#### [Work instruction]
Determine the number of lines in the following entries that hold the word "noite". Give only that number.

#### [Input records]
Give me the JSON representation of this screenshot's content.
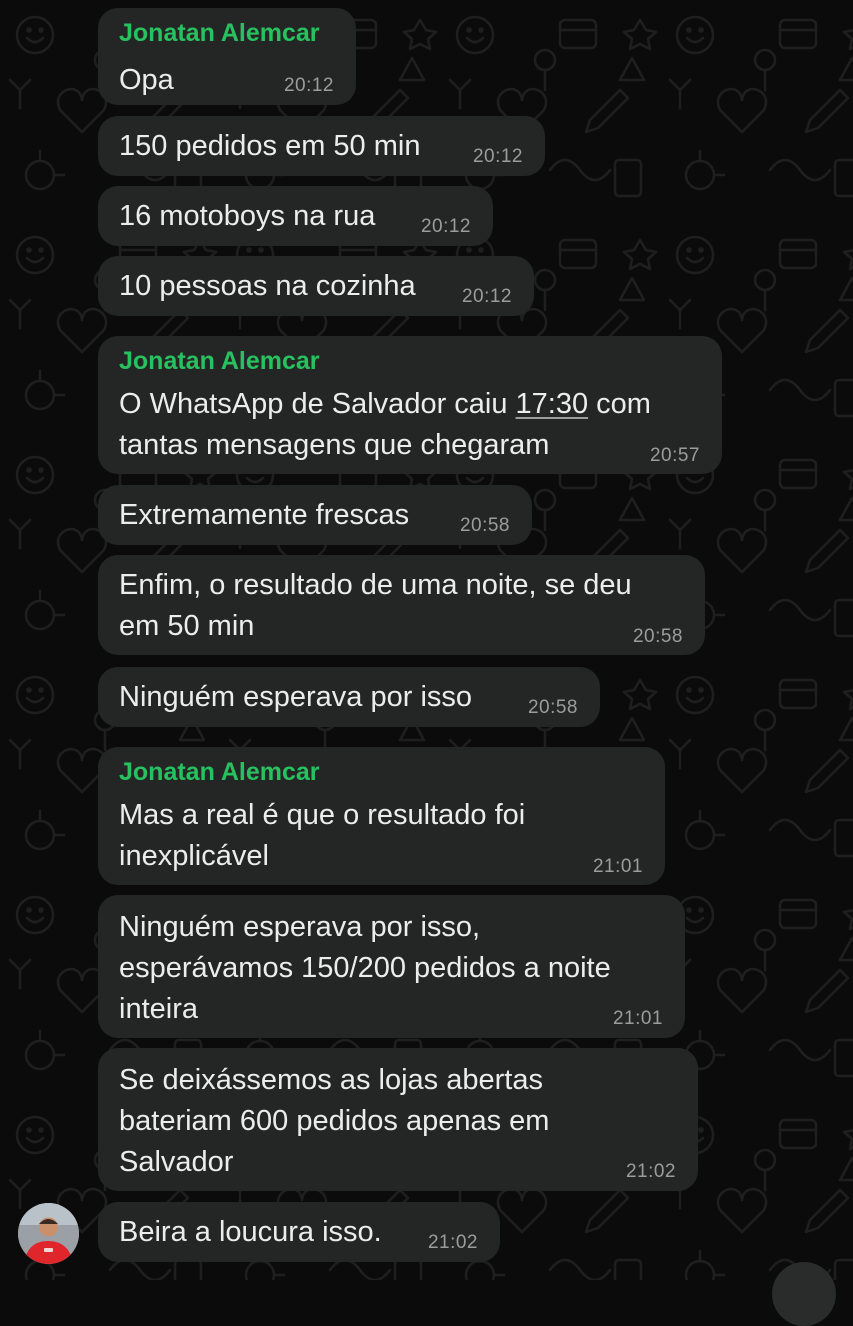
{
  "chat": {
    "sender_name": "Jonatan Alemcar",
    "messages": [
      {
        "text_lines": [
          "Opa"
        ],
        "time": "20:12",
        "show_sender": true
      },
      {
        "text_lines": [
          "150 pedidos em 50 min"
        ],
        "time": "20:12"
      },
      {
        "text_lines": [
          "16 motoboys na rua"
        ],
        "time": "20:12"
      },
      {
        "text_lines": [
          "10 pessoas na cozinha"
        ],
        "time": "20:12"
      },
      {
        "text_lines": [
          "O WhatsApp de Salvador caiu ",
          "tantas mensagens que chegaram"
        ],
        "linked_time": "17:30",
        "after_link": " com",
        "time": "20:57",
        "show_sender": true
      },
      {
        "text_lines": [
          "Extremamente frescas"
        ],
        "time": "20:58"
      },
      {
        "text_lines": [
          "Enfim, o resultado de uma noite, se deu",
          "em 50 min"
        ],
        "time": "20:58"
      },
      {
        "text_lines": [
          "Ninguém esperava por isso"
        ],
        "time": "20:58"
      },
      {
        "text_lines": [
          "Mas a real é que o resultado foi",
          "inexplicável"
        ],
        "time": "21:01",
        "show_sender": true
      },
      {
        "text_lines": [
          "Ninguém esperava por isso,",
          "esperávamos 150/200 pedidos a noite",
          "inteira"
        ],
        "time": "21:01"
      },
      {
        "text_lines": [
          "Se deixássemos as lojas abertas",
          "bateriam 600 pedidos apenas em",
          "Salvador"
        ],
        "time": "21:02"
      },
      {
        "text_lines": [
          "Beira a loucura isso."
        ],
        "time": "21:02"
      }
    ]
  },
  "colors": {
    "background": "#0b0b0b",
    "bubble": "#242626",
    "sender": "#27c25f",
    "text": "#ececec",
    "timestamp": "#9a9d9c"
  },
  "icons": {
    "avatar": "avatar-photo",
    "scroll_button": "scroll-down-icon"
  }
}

#### [Exercise result]
2